Task prompt
Copy every line of the records below that holds the word "name".
─── Excerpted records
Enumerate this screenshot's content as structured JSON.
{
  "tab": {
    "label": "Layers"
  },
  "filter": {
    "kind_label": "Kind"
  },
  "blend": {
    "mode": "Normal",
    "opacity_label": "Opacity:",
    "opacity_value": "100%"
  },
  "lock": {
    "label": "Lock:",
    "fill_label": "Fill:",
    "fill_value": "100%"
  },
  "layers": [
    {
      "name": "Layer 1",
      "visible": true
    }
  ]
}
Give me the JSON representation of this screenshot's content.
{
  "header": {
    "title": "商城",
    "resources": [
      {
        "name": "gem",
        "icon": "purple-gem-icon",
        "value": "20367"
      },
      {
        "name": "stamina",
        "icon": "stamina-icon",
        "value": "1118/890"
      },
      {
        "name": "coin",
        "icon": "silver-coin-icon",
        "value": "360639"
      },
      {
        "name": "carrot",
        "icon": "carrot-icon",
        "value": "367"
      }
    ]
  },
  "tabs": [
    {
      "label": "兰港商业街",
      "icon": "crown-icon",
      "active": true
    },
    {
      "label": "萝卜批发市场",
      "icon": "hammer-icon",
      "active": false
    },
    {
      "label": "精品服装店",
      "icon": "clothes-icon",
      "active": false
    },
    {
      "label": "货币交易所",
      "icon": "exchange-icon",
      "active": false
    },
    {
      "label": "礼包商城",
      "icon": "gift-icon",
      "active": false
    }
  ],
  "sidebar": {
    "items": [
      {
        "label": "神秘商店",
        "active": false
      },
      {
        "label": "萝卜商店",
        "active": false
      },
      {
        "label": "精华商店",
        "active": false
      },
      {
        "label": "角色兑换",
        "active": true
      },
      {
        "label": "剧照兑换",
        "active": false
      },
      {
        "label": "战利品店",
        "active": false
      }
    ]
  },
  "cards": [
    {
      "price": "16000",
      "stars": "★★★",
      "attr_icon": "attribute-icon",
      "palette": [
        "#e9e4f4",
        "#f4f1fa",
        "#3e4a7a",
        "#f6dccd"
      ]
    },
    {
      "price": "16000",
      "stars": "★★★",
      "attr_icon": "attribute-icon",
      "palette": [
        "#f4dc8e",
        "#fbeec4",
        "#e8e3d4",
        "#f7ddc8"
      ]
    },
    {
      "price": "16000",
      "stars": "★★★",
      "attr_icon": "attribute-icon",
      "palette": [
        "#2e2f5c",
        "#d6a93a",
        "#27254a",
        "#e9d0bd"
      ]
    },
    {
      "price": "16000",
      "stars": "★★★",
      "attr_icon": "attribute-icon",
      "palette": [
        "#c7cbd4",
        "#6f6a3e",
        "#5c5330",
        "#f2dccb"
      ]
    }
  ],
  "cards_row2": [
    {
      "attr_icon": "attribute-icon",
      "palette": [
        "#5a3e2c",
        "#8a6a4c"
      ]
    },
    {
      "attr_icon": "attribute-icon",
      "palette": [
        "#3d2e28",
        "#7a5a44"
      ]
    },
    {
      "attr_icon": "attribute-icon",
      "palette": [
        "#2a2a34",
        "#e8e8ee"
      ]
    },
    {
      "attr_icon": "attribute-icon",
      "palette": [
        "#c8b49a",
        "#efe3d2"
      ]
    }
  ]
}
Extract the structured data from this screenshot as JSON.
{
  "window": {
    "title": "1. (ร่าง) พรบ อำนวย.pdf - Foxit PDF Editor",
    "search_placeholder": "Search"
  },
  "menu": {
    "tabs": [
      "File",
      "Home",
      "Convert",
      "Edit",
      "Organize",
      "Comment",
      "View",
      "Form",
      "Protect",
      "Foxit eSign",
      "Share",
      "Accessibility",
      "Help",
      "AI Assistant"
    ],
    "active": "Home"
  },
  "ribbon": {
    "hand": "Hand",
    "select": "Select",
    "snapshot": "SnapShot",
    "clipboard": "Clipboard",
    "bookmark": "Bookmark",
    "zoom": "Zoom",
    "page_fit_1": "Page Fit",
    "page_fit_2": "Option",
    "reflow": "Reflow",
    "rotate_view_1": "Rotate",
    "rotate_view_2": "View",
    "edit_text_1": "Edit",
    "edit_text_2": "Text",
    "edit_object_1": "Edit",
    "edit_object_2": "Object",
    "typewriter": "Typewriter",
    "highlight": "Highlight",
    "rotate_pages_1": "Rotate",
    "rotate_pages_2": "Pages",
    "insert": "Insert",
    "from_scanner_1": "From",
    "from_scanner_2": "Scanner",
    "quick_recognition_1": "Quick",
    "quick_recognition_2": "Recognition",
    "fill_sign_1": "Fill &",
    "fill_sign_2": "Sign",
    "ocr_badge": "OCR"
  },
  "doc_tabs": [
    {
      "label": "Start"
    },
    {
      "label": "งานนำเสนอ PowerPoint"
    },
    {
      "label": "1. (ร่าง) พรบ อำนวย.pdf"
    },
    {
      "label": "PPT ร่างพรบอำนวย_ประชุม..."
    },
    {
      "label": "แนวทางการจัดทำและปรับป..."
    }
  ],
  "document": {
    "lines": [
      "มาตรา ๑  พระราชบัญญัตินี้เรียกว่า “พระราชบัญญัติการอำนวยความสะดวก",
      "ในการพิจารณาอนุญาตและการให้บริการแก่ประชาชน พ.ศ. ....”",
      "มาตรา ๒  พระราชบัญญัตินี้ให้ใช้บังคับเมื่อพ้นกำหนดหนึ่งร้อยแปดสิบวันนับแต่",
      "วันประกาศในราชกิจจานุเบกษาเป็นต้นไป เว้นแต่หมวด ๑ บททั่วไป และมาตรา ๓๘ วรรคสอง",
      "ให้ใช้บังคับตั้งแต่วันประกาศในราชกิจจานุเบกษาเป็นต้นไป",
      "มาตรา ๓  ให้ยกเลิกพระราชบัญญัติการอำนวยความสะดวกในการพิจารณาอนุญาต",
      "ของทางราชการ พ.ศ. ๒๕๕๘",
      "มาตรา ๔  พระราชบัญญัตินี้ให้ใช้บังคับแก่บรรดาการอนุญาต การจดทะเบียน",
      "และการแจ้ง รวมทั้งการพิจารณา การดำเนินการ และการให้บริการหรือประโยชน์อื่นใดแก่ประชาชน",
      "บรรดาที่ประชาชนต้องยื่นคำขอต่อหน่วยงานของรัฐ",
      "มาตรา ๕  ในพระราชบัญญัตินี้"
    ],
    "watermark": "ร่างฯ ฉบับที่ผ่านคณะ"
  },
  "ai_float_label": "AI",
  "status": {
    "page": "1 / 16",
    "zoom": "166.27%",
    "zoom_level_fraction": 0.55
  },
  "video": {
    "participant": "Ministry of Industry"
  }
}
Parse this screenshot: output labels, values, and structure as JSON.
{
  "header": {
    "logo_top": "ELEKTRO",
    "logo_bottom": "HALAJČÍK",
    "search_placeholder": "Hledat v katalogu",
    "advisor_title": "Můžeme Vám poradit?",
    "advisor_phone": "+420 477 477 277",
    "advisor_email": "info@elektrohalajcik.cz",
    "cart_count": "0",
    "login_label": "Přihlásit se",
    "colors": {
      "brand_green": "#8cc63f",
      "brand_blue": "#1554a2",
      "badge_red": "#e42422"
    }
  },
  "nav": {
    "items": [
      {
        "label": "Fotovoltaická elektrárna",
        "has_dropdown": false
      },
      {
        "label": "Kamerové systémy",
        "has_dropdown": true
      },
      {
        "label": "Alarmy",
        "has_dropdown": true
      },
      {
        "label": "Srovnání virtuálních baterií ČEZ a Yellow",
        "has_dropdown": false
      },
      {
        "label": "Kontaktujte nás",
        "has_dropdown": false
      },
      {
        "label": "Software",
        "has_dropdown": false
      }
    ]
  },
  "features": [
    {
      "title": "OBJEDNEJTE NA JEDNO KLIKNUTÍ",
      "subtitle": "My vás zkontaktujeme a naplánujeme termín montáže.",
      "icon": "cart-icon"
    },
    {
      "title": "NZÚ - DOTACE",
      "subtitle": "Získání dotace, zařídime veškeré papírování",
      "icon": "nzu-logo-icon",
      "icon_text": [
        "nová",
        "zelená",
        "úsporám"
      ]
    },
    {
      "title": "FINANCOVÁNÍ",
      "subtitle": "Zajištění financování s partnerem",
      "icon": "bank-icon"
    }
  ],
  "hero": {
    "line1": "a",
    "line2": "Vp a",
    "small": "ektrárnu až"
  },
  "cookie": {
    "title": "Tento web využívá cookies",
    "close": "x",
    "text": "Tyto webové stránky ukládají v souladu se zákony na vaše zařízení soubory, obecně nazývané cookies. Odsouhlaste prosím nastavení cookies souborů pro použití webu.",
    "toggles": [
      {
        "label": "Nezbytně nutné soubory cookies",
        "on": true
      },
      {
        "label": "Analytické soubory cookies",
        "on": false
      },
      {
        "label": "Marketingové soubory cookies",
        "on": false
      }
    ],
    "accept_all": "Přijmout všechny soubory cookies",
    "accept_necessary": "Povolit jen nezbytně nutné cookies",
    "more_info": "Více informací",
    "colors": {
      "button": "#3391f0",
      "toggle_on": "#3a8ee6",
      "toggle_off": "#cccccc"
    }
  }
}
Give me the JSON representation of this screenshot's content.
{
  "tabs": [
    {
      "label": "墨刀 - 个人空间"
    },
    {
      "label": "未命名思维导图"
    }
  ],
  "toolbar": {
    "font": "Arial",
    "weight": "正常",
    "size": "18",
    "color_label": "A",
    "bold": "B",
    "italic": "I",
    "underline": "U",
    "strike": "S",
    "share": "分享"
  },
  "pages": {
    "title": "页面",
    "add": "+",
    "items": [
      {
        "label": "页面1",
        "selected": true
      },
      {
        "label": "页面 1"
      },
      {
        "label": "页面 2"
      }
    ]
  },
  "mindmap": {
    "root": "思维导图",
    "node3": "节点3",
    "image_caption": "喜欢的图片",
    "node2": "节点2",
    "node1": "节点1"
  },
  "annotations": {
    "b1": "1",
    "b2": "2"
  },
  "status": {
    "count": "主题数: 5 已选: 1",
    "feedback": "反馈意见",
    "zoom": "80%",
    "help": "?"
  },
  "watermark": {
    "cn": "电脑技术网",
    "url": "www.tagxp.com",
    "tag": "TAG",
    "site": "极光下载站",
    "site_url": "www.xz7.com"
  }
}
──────
Answer box
      "name": "Layer 1",
        "name": "gem",
        "name": "stamina",
        "name": "coin",
        "name": "carrot",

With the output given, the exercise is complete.